What is Roller Derby?

Roller derby is a full-contact team sport played on roller skates on a flat oval track, normally marked out in a sports hall or roller rink. Skaters wear quad skates (not rollerblades), knee and elbow pads, wrist guards, mouth guard and a helmet.

Each team has five members skating anticlockwise around the track, with one member of each team designated as the point-scorer (the ‘jammer’); the other four members are ‘blockers’. The aim of the game is for each team’s jammer to score points by overtaking the other team’s blockers. All blockers, of both teams, stay together in a pack, which the jammers pass through. Blockers will use body contact and changing positions to help their jammer score points while hindering the opposing team’s jammer. One blocker can be designated as a ‘pivot’, who directs the rest of the team. The jammer wears a helmet cover bearing two stars and the pivot wears a striped cover.

There are rules determining how points can be scored and what kind of hits and blocks are allowed; referees call penalties and penalised skaters have to leave the track to spend time in a penalty box.

A competitive match, or bout, lasts for an hour, divided into two-minute plays known as jams, with a half-time break. Bout teams consist of up to 14 skaters, and the 5 skaters on track will change between jams – the rest will be on the team bench. The skaters designated as jammer and pivot can also change between jams

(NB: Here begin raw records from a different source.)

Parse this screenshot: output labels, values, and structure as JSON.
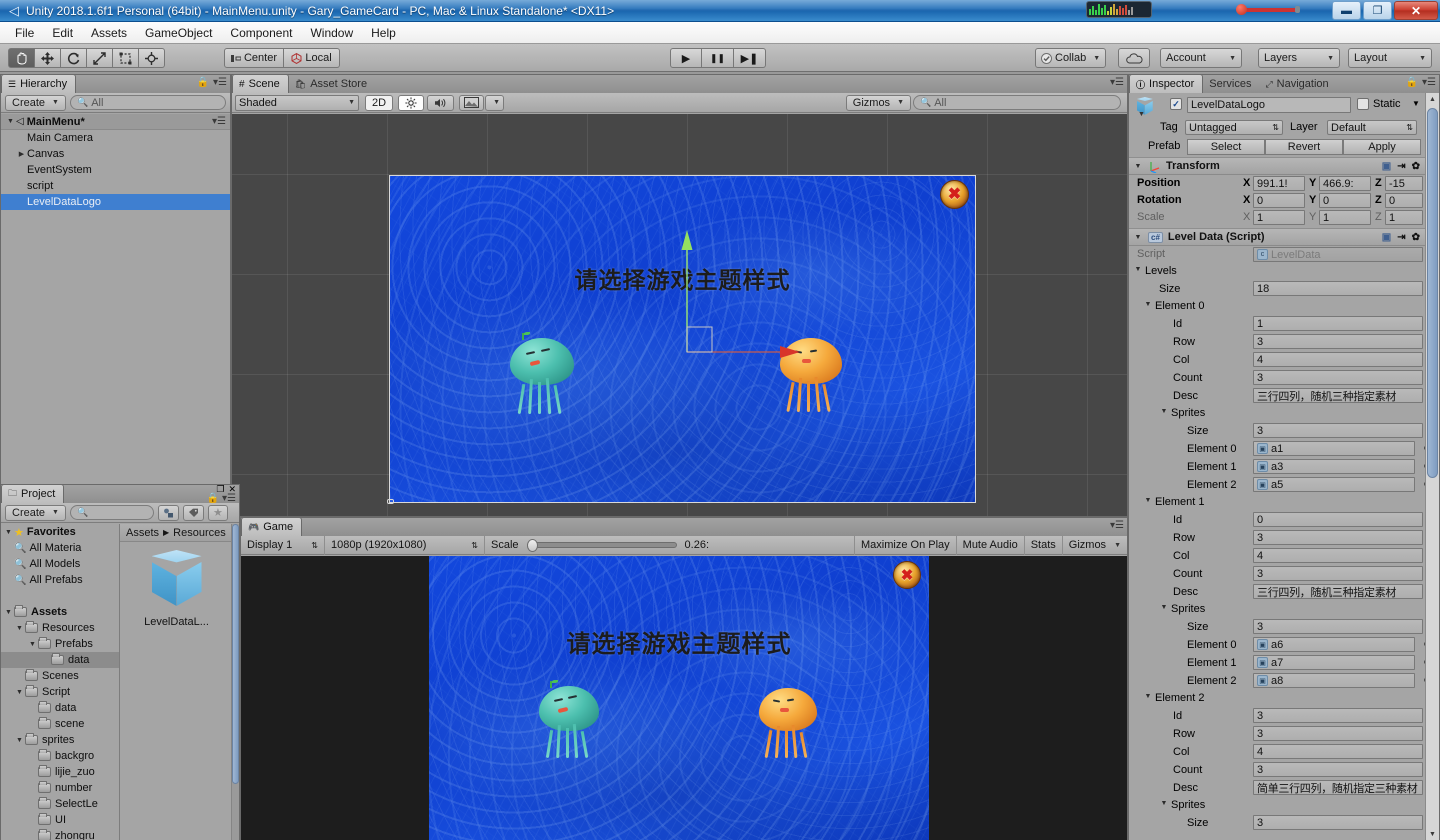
{
  "window": {
    "title": "Unity 2018.1.6f1 Personal (64bit) - MainMenu.unity - Gary_GameCard - PC, Mac & Linux Standalone* <DX11>",
    "icon": "unity-icon",
    "minimize_label": "▬",
    "maximize_label": "❐",
    "close_label": "✕"
  },
  "menubar": {
    "items": [
      {
        "label": "File"
      },
      {
        "label": "Edit"
      },
      {
        "label": "Assets"
      },
      {
        "label": "GameObject"
      },
      {
        "label": "Component"
      },
      {
        "label": "Window"
      },
      {
        "label": "Help"
      }
    ]
  },
  "toolbar": {
    "transform_tools": [
      {
        "name": "hand-tool",
        "active": true
      },
      {
        "name": "move-tool",
        "active": false
      },
      {
        "name": "rotate-tool",
        "active": false
      },
      {
        "name": "scale-tool",
        "active": false
      },
      {
        "name": "rect-tool",
        "active": false
      },
      {
        "name": "transform-tool",
        "active": false
      }
    ],
    "pivot_mode": "Center",
    "pivot_rotation": "Local",
    "play_label": "▶",
    "pause_label": "❚❚",
    "step_label": "▶❚",
    "collab_label": "Collab",
    "cloud_label": "cloud-icon",
    "account_label": "Account",
    "layers_label": "Layers",
    "layout_label": "Layout"
  },
  "hierarchy": {
    "tab_label": "Hierarchy",
    "create_label": "Create",
    "search_placeholder": "All",
    "scene_name": "MainMenu*",
    "items": [
      {
        "label": "Main Camera",
        "indent": 1,
        "expandable": false,
        "selected": false
      },
      {
        "label": "Canvas",
        "indent": 1,
        "expandable": true,
        "selected": false
      },
      {
        "label": "EventSystem",
        "indent": 1,
        "expandable": false,
        "selected": false
      },
      {
        "label": "script",
        "indent": 1,
        "expandable": false,
        "selected": false
      },
      {
        "label": "LevelDataLogo",
        "indent": 1,
        "expandable": false,
        "selected": true
      }
    ]
  },
  "scene_view": {
    "tabs": [
      {
        "label": "Scene",
        "active": true,
        "icon": "grid-icon"
      },
      {
        "label": "Asset Store",
        "active": false,
        "icon": "store-icon"
      }
    ],
    "draw_mode": "Shaded",
    "mode_2d": "2D",
    "lighting_icon": "sun-icon",
    "audio_icon": "speaker-icon",
    "effects_icon": "image-icon",
    "gizmos_label": "Gizmos",
    "search_placeholder": "All"
  },
  "game_content": {
    "title_text": "请选择游戏主题样式",
    "close_button_label": "✖",
    "jellyfish": [
      {
        "name": "teal-jellyfish",
        "color": "#4cbfae"
      },
      {
        "name": "orange-jellyfish",
        "color": "#f5a93c"
      }
    ],
    "background_color": "#1348dd"
  },
  "inspector": {
    "tabs": [
      {
        "label": "Inspector",
        "active": true,
        "icon": "info-icon"
      },
      {
        "label": "Services",
        "active": false,
        "icon": ""
      },
      {
        "label": "Navigation",
        "active": false,
        "icon": "navigation-icon"
      }
    ],
    "object_name": "LevelDataLogo",
    "object_enabled": true,
    "static_label": "Static",
    "tag_label": "Tag",
    "tag_value": "Untagged",
    "layer_label": "Layer",
    "layer_value": "Default",
    "prefab_label": "Prefab",
    "prefab_buttons": [
      "Select",
      "Revert",
      "Apply"
    ],
    "transform": {
      "header": "Transform",
      "rows": [
        {
          "label": "Position",
          "x": "991.1!",
          "y": "466.9:",
          "z": "-15",
          "disabled": false
        },
        {
          "label": "Rotation",
          "x": "0",
          "y": "0",
          "z": "0",
          "disabled": false
        },
        {
          "label": "Scale",
          "x": "1",
          "y": "1",
          "z": "1",
          "disabled": true
        }
      ]
    },
    "level_data": {
      "header": "Level Data (Script)",
      "script_label": "Script",
      "script_value": "LevelData",
      "levels_label": "Levels",
      "size_label": "Size",
      "size_value": "18",
      "elements": [
        {
          "label": "Element 0",
          "fields": [
            {
              "label": "Id",
              "value": "1"
            },
            {
              "label": "Row",
              "value": "3"
            },
            {
              "label": "Col",
              "value": "4"
            },
            {
              "label": "Count",
              "value": "3"
            },
            {
              "label": "Desc",
              "value": "三行四列，随机三种指定素材",
              "cjk": true
            }
          ],
          "sprites_label": "Sprites",
          "sprites_size_label": "Size",
          "sprites_size_value": "3",
          "sprites": [
            {
              "label": "Element 0",
              "value": "a1"
            },
            {
              "label": "Element 1",
              "value": "a3"
            },
            {
              "label": "Element 2",
              "value": "a5"
            }
          ]
        },
        {
          "label": "Element 1",
          "fields": [
            {
              "label": "Id",
              "value": "0"
            },
            {
              "label": "Row",
              "value": "3"
            },
            {
              "label": "Col",
              "value": "4"
            },
            {
              "label": "Count",
              "value": "3"
            },
            {
              "label": "Desc",
              "value": "三行四列，随机三种指定素材",
              "cjk": true
            }
          ],
          "sprites_label": "Sprites",
          "sprites_size_label": "Size",
          "sprites_size_value": "3",
          "sprites": [
            {
              "label": "Element 0",
              "value": "a6"
            },
            {
              "label": "Element 1",
              "value": "a7"
            },
            {
              "label": "Element 2",
              "value": "a8"
            }
          ]
        },
        {
          "label": "Element 2",
          "fields": [
            {
              "label": "Id",
              "value": "3"
            },
            {
              "label": "Row",
              "value": "3"
            },
            {
              "label": "Col",
              "value": "4"
            },
            {
              "label": "Count",
              "value": "3"
            },
            {
              "label": "Desc",
              "value": "简单三行四列，随机指定三种素材",
              "cjk": true
            }
          ],
          "sprites_label": "Sprites",
          "sprites_size_label": "Size",
          "sprites_size_value": "3",
          "sprites": []
        }
      ]
    }
  },
  "project": {
    "tab_label": "Project",
    "create_label": "Create",
    "search_placeholder": "",
    "breadcrumb": [
      "Assets",
      "Resources"
    ],
    "tree": [
      {
        "label": "Favorites",
        "indent": 0,
        "arrow": "▼",
        "icon": "star",
        "bold": true,
        "selected": false
      },
      {
        "label": "All Materia",
        "indent": 1,
        "arrow": "",
        "icon": "search",
        "bold": false,
        "selected": false
      },
      {
        "label": "All Models",
        "indent": 1,
        "arrow": "",
        "icon": "search",
        "bold": false,
        "selected": false
      },
      {
        "label": "All Prefabs",
        "indent": 1,
        "arrow": "",
        "icon": "search",
        "bold": false,
        "selected": false
      },
      {
        "label": "",
        "indent": 0,
        "arrow": "",
        "icon": "none",
        "bold": false,
        "selected": false
      },
      {
        "label": "Assets",
        "indent": 0,
        "arrow": "▼",
        "icon": "folder",
        "bold": true,
        "selected": false
      },
      {
        "label": "Resources",
        "indent": 1,
        "arrow": "▼",
        "icon": "folder",
        "bold": false,
        "selected": false
      },
      {
        "label": "Prefabs",
        "indent": 2,
        "arrow": "▼",
        "icon": "folder",
        "bold": false,
        "selected": false
      },
      {
        "label": "data",
        "indent": 3,
        "arrow": "",
        "icon": "folder",
        "bold": false,
        "selected": true
      },
      {
        "label": "Scenes",
        "indent": 1,
        "arrow": "",
        "icon": "folder",
        "bold": false,
        "selected": false
      },
      {
        "label": "Script",
        "indent": 1,
        "arrow": "▼",
        "icon": "folder",
        "bold": false,
        "selected": false
      },
      {
        "label": "data",
        "indent": 2,
        "arrow": "",
        "icon": "folder",
        "bold": false,
        "selected": false
      },
      {
        "label": "scene",
        "indent": 2,
        "arrow": "",
        "icon": "folder",
        "bold": false,
        "selected": false
      },
      {
        "label": "sprites",
        "indent": 1,
        "arrow": "▼",
        "icon": "folder",
        "bold": false,
        "selected": false
      },
      {
        "label": "backgro",
        "indent": 2,
        "arrow": "",
        "icon": "folder",
        "bold": false,
        "selected": false
      },
      {
        "label": "lijie_zuo",
        "indent": 2,
        "arrow": "",
        "icon": "folder",
        "bold": false,
        "selected": false
      },
      {
        "label": "number",
        "indent": 2,
        "arrow": "",
        "icon": "folder",
        "bold": false,
        "selected": false
      },
      {
        "label": "SelectLe",
        "indent": 2,
        "arrow": "",
        "icon": "folder",
        "bold": false,
        "selected": false
      },
      {
        "label": "UI",
        "indent": 2,
        "arrow": "",
        "icon": "folder",
        "bold": false,
        "selected": false
      },
      {
        "label": "zhongru",
        "indent": 2,
        "arrow": "",
        "icon": "folder",
        "bold": false,
        "selected": false
      }
    ],
    "asset": {
      "label": "LevelDataL...",
      "icon": "prefab-cube-icon"
    }
  },
  "game_view": {
    "tab_label": "Game",
    "display_value": "Display 1",
    "resolution_value": "1080p (1920x1080)",
    "scale_label": "Scale",
    "scale_value": "0.26:",
    "maximize_label": "Maximize On Play",
    "mute_label": "Mute Audio",
    "stats_label": "Stats",
    "gizmos_label": "Gizmos"
  }
}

We follow the Women’s Flat Track Derby Association (WFTDA) rule set: www.wftda.com